Every entry, from first to last, is to be written out exactly.

* * * * *

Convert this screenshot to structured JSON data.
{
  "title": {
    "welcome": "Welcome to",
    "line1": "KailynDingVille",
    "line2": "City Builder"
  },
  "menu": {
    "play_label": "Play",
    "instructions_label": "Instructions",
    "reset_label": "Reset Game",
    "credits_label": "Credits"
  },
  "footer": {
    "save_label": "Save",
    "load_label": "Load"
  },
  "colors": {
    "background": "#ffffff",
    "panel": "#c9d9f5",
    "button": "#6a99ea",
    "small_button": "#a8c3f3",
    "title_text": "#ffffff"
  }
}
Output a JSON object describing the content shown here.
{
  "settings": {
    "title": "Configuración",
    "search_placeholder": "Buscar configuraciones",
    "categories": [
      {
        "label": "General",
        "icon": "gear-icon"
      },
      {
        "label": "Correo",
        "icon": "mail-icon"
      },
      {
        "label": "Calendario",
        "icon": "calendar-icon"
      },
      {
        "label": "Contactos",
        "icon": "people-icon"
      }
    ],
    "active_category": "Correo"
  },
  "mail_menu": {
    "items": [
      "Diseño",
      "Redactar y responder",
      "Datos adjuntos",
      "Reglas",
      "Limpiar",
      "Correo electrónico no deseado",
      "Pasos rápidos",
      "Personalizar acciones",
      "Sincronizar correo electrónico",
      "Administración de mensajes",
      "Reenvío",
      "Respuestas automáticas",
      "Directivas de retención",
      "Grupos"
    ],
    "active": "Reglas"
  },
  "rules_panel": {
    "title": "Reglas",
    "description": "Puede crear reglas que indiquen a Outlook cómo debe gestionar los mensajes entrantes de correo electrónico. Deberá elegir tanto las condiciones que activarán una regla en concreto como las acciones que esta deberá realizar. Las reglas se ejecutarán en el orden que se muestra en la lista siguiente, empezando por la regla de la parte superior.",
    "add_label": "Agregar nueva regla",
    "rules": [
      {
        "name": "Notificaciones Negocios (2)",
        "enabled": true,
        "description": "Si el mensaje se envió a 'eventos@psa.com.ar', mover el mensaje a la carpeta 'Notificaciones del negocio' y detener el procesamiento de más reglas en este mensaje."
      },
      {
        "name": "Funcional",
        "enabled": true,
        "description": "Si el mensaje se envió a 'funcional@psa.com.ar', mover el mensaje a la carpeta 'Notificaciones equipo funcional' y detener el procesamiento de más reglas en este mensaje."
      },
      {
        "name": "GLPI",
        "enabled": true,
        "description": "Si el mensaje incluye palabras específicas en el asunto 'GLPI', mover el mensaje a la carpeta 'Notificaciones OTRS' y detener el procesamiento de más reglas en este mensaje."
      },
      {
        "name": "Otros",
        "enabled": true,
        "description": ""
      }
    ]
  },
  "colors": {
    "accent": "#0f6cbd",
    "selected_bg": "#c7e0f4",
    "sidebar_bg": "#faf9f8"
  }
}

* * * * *

* _Exercise output_:
Convert this screenshot to structured JSON data.
{
  "title": {
    "welcome": "Welcome to",
    "line1": "KailynDingVille",
    "line2": "City Builder"
  },
  "menu": {
    "play_label": "Play",
    "instructions_label": "Instructions",
    "reset_label": "Reset Game",
    "credits_label": "Credits"
  },
  "footer": {
    "save_label": "Save",
    "load_label": "Load"
  },
  "colors": {
    "background": "#ffffff",
    "panel": "#c9d9f5",
    "button": "#6a99ea",
    "small_button": "#a8c3f3",
    "title_text": "#ffffff"
  }
}
Output a JSON object describing the content shown here.
{
  "settings": {
    "title": "Configuración",
    "search_placeholder": "Buscar configuraciones",
    "categories": [
      {
        "label": "General",
        "icon": "gear-icon"
      },
      {
        "label": "Correo",
        "icon": "mail-icon"
      },
      {
        "label": "Calendario",
        "icon": "calendar-icon"
      },
      {
        "label": "Contactos",
        "icon": "people-icon"
      }
    ],
    "active_category": "Correo"
  },
  "mail_menu": {
    "items": [
      "Diseño",
      "Redactar y responder",
      "Datos adjuntos",
      "Reglas",
      "Limpiar",
      "Correo electrónico no deseado",
      "Pasos rápidos",
      "Personalizar acciones",
      "Sincronizar correo electrónico",
      "Administración de mensajes",
      "Reenvío",
      "Respuestas automáticas",
      "Directivas de retención",
      "Grupos"
    ],
    "active": "Reglas"
  },
  "rules_panel": {
    "title": "Reglas",
    "description": "Puede crear reglas que indiquen a Outlook cómo debe gestionar los mensajes entrantes de correo electrónico. Deberá elegir tanto las condiciones que activarán una regla en concreto como las acciones que esta deberá realizar. Las reglas se ejecutarán en el orden que se muestra en la lista siguiente, empezando por la regla de la parte superior.",
    "add_label": "Agregar nueva regla",
    "rules": [
      {
        "name": "Notificaciones Negocios (2)",
        "enabled": true,
        "description": "Si el mensaje se envió a 'eventos@psa.com.ar', mover el mensaje a la carpeta 'Notificaciones del negocio' y detener el procesamiento de más reglas en este mensaje."
      },
      {
        "name": "Funcional",
        "enabled": true,
        "description": "Si el mensaje se envió a 'funcional@psa.com.ar', mover el mensaje a la carpeta 'Notificaciones equipo funcional' y detener el procesamiento de más reglas en este mensaje."
      },
      {
        "name": "GLPI",
        "enabled": true,
        "description": "Si el mensaje incluye palabras específicas en el asunto 'GLPI', mover el mensaje a la carpeta 'Notificaciones OTRS' y detener el procesamiento de más reglas en este mensaje."
      },
      {
        "name": "Otros",
        "enabled": true,
        "description": ""
      }
    ]
  },
  "colors": {
    "accent": "#0f6cbd",
    "selected_bg": "#c7e0f4",
    "sidebar_bg": "#faf9f8"
  }
}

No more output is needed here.